The JewishPress.com was even kind enough to put one of those Asher Schwartz cartoons on it.
A Solution Within the Existing Framework So what can be done now with what we have?
If Israel wants to stay with the parliamentary system, the solution is not as complex as you might think. It requires two steps.
First of all, remove the minimum electoral threshold. Let people vote for whom they want.
The second is, let the head of the largest elected party become the Prime Minister, automatically, with no requirement at all to assemble a coalition to form the government.
I then explain why this will work — because people in Israel vote strategically, they want to get a specific Prime Minister, along with specific platforms or MKs:
The Intended Consequences What do I foresee happening?
Only the die-hards will vote for the small parties. Most everyone else will want to make sure the Prime Minister comes from the biggest party that represents them the closest.
We would see a lot of parties consolidating automatically.
There will be a natural push to make sure the Likud or Labor becomes the biggest party.
Unfortunately, Netanyahu seems to have left out an incredibly important component of the idea – removing the minimum electoral threshold.
And that reminds me of the other half-baked change he made in 1996 — introducing direct elections for the Prime Minster, but without simultaneously introducing it for the Knesset too.
Removing the minimum threshold is critical for my idea to work properly – and Mr. Netanyahu, I know you’re reading this, so pay attention… .
If Israel ends up with a binary-based majority system, where you vote for a party and not individuals, and there are only two parties in the Knesset, you will have implemented a tyranny of democracy onto Israel. For four years the winner will run roughshod over the loser, and it will always be win-lose; the opposition might as well not even show up for work.
For democracy to work properly, citizens need an effective opposition capable of opposing the majority, at least in the worst case scenarios.
It’s important to remember, unlike the U.S., Israel doesn’t have truly separate executive and legislative branches, with the checks and balances that brings. Instead, Israel has a legislative branch whose members also make up the executive branch.
In Netanyahu’s version of my idea, if Labor (or whatever they call themselves) won and wanted to implement another Disengagement or Oslo 5, there would be no way to stop it in Netanyahu’s binary-based Knesset, as Labor would always have an automatic majority.
Nor could there even be a legislature vs. executive conflict to fight it out; in Netanyahu’s version it simply can’t happen.
The other problem is that by forcing people to vote A or B, thereby guaranteeing only A and B get into the Knesset, a significant enough percent of Israeli society will not be represented. You will be disenfranchising segments of the population.

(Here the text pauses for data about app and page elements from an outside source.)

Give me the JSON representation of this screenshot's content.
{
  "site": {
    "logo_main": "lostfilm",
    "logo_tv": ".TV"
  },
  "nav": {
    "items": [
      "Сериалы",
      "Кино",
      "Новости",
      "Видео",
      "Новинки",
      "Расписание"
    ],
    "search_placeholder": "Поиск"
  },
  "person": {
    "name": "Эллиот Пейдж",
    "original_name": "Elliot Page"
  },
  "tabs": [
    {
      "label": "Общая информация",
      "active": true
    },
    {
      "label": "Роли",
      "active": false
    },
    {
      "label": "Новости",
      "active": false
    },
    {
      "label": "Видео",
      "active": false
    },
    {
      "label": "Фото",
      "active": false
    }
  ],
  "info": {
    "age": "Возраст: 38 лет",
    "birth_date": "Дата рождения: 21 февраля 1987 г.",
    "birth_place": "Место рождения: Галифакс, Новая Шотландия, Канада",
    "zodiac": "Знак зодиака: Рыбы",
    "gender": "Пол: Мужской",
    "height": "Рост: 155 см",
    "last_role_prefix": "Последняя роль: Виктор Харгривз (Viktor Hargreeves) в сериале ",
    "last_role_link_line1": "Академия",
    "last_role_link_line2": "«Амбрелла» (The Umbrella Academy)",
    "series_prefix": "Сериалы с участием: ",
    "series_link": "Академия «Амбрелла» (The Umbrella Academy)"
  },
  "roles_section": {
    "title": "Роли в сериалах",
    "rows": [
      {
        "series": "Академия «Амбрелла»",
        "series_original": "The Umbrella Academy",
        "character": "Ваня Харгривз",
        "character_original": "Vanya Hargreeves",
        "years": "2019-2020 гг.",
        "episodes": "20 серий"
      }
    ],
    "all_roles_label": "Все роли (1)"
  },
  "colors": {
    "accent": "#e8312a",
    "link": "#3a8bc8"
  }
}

Voting levels will drop as people see no reason to vote for a party that can ignore them, knowing there is no alternative.
By removing the threshold, you don’t exclude people who don’t fit into category A or B.
This will have two consequences, both incredibly important:
1) You don’t need a 61 vote majority for most run-of-the-mill legislation to pass, so having a few small parties won’t make a difference on most votes.
But on more important issues, the society changing ones, you do not want to give an automatic pass to the biggest party (think Oslo, Disengagement) – YOU WANT THEM TO WORK HARD FOR IT before they can throw you out of your home.
2) By allowing the small 1 or 2 man parties to be get in, you create a real reason for the big parties to pay attention to the individual sectors internally.
If the Likud knows that the Israeli-Arabs and Hareidim (just to name two obvious examples) may vote for an Israeli-Arab or Hareidi party instead of them and they will get into the Knesset, the big parties will make sure that Israeli-Arabs and Hareidim are included on their party’s list and paid attention to, to get and keep that sector’s vote.
I highly recommend you read my original analysis of the election idea, and the implementation.
And Mr. Prime Minister – I am available for consultation – you know how to reach me.JoeSettler